Bell County Sheriff’s Office Deputy Frank Foster confirmed that Ray had filed a missing person report on her daughter, but because she left on her own free will and was 18, he could not enter her in the NCIC (National Crime Information Center), which is a criminal records database allowing agencies to enter or search for information about missing persons.
“I did do a missing person report that night,” Foster said. “The mother called Bell Dispatch while I was still trying to locate her, stating she had spoken with her by phone. She also stated that she told her that she had left of her own will and was not in any harm. Also, that she was with a friend, and did not want to come back home. I also spoke with the mother after this by phone, of which she confirmed all of that information with me. I advised we would not be entering her due to that information, but would still be looking for her.”
Ray is a student, herself, enrolled in college courses to one day become a counselor. While she tries to stay busy with her coursework and preparing for tests, she is consumed with making sure her daughter is safe and not in danger. The lack of communication is what sends red flags to Ray and her family. She said her son was handling the disappearance the best way he knew how, and that she and her husband were continuing to pursue every lead into what might have happened to her. Even though they know it is dangerous to make their phone number public, Ray and her husband did so in a desperate attempt to retrieve any and all information concerning Arabella’s possible whereabouts. Phone numbers they provided for the public are 606-248-3584 and 606-670-7733.
Arabella has brown hair with a red cast and has sea blue eyes. She is 5’3” and weighs 120 pounds. She has a C- shaped scar behind her left shoulder from heart surgery. Ray posted on Face Book that her daughter walks a bit on her tip toes from a curvature of her spine. She wears glasses and sometimes contacts. Ray believes she was wearing jeans and tennis shoes with multi-colored hearts at the time of her disappearance.

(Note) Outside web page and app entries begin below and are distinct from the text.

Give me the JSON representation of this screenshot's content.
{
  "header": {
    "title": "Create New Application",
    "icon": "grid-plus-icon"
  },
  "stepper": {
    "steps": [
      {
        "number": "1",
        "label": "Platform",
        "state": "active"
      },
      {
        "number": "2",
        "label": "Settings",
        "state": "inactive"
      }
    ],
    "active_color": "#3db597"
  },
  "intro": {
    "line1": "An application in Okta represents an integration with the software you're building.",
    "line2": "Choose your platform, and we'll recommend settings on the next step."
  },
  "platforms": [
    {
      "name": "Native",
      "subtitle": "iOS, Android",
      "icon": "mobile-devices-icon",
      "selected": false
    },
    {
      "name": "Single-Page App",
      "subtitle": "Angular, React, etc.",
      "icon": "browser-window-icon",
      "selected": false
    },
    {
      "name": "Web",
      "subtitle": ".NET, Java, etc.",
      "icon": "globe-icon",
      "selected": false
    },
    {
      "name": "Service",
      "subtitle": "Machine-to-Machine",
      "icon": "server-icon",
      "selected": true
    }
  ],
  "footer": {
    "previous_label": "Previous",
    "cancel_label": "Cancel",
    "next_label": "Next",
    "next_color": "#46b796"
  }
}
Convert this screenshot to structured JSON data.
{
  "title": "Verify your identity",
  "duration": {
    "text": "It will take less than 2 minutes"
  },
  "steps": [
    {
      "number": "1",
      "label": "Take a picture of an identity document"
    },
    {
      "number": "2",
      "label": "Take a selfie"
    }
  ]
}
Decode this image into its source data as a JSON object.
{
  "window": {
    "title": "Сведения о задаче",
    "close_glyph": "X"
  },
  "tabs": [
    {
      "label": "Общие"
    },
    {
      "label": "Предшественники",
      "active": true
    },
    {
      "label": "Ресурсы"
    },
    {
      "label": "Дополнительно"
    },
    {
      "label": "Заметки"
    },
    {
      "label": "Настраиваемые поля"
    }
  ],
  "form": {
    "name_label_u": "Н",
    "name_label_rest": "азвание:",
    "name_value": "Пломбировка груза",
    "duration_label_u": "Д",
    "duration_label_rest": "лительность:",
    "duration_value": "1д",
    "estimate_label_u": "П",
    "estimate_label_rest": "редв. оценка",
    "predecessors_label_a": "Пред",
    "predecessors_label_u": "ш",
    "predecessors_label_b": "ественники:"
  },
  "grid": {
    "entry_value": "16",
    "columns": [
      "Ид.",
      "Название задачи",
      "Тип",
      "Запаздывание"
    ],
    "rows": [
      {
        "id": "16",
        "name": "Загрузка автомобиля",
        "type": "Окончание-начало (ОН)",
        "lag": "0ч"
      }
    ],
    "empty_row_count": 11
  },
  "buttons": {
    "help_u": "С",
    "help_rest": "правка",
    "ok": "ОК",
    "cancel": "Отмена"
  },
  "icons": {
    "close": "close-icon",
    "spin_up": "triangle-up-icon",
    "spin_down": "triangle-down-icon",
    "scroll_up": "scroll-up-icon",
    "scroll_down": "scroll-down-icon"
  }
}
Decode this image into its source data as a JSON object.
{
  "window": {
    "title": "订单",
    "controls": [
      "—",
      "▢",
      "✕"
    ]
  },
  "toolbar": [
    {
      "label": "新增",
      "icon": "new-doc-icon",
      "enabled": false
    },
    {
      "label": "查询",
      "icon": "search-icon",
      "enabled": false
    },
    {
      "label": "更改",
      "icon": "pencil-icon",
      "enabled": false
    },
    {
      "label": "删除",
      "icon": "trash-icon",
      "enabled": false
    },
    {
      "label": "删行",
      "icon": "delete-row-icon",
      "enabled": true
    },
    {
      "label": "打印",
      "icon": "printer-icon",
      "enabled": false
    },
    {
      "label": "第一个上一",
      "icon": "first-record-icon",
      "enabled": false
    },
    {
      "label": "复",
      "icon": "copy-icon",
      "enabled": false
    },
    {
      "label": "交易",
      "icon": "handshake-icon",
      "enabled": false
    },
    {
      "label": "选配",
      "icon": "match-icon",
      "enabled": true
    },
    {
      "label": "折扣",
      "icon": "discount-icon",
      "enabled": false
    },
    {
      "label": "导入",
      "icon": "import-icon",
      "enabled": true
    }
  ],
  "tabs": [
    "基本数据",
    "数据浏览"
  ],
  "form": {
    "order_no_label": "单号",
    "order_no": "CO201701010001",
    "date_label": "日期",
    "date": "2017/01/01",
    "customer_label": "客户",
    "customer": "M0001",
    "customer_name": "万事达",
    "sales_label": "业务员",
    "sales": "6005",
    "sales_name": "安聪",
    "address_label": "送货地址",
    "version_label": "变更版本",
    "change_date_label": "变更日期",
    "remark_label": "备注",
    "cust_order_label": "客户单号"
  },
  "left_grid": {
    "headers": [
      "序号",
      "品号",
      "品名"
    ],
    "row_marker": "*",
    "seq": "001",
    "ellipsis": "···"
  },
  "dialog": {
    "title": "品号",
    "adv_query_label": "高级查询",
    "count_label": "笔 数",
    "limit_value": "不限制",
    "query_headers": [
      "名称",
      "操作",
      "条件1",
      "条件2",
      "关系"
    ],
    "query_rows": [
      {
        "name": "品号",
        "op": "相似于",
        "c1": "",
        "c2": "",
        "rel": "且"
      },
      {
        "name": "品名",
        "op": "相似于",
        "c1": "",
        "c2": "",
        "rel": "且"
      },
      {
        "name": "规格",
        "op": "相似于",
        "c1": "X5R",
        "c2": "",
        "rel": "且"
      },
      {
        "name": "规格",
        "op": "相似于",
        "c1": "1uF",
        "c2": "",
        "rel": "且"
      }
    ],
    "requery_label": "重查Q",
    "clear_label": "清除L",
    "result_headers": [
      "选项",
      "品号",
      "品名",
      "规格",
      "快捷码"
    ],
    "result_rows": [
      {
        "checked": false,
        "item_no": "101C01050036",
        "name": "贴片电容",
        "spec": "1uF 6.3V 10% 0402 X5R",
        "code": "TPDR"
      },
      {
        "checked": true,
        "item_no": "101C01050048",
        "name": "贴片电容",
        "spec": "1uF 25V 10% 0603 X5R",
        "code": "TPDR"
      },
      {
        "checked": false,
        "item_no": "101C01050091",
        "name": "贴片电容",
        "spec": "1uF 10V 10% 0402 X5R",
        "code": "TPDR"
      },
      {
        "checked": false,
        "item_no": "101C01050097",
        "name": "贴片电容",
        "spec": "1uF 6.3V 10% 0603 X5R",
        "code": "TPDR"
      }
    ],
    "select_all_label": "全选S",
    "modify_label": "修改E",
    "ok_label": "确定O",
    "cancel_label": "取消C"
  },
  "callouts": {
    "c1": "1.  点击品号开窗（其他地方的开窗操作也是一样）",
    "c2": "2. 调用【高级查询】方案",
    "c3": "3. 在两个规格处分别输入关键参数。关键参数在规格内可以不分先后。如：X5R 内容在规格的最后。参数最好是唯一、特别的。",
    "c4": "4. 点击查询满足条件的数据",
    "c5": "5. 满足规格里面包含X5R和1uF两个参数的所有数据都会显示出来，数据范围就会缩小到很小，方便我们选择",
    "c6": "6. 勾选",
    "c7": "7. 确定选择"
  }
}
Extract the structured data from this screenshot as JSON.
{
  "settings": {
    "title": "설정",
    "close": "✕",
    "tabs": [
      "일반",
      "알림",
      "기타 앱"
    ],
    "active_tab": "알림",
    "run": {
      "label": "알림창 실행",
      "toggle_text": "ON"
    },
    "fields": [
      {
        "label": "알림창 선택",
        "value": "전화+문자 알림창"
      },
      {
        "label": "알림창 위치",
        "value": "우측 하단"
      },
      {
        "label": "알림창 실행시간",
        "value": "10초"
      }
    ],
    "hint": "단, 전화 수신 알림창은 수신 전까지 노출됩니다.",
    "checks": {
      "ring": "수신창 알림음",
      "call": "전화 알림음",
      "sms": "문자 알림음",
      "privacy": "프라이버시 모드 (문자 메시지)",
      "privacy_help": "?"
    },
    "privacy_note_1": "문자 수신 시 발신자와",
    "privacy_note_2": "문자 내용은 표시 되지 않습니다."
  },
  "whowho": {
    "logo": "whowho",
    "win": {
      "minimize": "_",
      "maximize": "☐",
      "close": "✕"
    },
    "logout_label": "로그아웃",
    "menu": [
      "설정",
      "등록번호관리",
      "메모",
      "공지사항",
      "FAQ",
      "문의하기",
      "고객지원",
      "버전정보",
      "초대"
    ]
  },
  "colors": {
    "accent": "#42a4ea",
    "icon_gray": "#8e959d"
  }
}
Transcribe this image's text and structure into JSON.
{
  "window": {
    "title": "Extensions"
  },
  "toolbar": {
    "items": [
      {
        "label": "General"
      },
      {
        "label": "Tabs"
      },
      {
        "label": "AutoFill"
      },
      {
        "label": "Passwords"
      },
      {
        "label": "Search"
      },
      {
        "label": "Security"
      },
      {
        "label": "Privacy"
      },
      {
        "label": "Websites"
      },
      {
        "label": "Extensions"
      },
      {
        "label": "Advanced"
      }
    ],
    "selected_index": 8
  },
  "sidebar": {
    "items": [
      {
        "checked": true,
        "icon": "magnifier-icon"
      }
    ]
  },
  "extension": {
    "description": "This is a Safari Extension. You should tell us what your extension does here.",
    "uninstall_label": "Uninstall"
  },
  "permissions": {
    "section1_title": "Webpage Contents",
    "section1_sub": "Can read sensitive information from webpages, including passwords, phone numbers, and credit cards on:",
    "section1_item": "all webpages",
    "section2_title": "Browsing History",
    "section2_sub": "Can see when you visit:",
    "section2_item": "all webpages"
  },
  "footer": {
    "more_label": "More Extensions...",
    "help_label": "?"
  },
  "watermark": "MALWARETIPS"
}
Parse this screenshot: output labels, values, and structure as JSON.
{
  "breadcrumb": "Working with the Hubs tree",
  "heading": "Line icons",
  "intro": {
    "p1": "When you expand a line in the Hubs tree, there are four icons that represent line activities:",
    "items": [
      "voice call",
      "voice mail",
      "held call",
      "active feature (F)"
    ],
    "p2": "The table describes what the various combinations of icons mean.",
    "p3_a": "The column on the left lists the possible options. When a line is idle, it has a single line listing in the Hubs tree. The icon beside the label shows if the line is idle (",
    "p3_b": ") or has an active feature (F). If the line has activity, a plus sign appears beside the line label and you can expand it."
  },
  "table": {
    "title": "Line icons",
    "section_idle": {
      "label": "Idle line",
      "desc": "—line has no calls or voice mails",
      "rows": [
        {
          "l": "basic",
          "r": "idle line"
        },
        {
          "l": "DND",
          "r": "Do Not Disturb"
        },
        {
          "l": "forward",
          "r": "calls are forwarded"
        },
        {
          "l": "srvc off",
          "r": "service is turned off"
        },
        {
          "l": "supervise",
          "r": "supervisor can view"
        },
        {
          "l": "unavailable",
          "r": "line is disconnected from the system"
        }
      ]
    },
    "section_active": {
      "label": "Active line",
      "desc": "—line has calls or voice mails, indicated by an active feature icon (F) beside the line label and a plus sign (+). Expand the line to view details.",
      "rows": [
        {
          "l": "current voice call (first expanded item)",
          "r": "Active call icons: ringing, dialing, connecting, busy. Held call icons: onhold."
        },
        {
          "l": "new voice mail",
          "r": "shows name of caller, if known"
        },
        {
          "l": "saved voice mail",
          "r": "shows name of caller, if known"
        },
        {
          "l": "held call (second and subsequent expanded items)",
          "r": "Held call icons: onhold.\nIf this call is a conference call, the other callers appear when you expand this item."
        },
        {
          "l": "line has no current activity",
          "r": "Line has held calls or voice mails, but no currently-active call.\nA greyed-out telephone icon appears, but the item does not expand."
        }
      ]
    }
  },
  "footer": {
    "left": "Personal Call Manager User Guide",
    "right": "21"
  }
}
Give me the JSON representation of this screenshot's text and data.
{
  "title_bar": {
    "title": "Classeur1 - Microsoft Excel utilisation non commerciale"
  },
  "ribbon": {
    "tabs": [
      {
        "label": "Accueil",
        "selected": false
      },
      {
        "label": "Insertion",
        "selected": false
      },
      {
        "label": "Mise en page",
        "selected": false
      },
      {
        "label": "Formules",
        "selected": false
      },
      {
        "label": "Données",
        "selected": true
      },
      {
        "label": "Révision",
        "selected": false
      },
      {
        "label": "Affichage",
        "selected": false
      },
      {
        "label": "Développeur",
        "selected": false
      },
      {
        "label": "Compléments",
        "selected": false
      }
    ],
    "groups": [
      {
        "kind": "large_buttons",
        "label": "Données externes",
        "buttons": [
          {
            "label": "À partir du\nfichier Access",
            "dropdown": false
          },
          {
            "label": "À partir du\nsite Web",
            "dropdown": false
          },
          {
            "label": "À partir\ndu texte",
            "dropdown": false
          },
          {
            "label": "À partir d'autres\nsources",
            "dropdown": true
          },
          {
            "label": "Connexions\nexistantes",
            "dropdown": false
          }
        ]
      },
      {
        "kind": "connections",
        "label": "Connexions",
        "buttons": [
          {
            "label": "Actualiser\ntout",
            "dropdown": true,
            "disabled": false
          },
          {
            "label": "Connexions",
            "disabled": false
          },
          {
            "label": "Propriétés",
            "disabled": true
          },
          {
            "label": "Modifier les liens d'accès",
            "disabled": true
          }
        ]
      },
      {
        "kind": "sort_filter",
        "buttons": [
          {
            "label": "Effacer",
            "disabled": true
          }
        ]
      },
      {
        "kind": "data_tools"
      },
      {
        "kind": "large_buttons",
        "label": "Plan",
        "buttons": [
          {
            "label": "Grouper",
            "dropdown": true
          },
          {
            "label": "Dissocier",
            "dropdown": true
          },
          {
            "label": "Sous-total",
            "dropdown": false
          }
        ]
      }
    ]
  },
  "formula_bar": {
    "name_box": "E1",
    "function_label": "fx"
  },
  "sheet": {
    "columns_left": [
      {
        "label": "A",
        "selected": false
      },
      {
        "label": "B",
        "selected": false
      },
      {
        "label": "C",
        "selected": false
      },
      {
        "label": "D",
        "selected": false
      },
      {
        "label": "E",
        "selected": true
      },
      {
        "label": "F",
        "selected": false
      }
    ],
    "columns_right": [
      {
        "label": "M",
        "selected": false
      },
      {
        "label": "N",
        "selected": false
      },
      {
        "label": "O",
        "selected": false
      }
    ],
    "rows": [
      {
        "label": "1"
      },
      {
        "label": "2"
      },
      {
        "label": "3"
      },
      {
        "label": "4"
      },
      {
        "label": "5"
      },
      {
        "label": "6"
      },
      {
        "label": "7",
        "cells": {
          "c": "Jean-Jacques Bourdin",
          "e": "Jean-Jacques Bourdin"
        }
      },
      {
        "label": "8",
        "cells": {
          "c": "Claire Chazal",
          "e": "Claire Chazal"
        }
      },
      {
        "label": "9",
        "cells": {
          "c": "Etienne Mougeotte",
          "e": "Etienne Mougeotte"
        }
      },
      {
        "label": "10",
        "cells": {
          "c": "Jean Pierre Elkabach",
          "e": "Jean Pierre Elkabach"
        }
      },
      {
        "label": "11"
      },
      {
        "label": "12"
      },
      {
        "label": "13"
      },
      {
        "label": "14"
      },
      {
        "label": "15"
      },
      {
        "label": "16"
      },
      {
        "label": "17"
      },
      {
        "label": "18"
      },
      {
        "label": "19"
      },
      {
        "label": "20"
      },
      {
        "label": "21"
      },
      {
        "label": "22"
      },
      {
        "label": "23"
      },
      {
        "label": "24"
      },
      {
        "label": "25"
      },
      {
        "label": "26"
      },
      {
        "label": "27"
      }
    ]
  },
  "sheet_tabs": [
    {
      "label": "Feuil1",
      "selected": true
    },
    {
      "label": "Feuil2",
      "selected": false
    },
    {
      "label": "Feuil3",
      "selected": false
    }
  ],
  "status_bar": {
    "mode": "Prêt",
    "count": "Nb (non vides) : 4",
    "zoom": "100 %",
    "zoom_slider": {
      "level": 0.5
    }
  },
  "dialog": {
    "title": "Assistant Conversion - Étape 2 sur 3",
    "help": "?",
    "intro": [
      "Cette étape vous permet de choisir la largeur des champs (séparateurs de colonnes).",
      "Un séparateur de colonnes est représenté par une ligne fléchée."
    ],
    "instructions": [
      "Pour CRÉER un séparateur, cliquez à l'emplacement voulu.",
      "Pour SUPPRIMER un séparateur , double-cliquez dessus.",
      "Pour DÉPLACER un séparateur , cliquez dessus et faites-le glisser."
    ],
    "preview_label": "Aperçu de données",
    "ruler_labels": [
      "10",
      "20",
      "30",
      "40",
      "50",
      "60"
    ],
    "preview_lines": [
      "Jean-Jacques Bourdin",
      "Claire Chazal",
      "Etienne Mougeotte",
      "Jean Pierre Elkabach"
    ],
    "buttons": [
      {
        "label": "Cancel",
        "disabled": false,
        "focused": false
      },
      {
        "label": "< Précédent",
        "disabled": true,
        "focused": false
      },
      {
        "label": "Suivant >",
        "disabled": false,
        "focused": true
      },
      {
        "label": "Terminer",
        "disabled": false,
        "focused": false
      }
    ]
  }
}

“People ask me if I’m angry – if I’m angry at the police or if I’m angry at God and shaking my fist up in the sky at God. I am not,” Ray said. “I understand the position the police are in and appreciate they are going to look for her. I’m just asking for prayers right now. If you are a praying person, please lift up our family as we wait for news of Arabella.”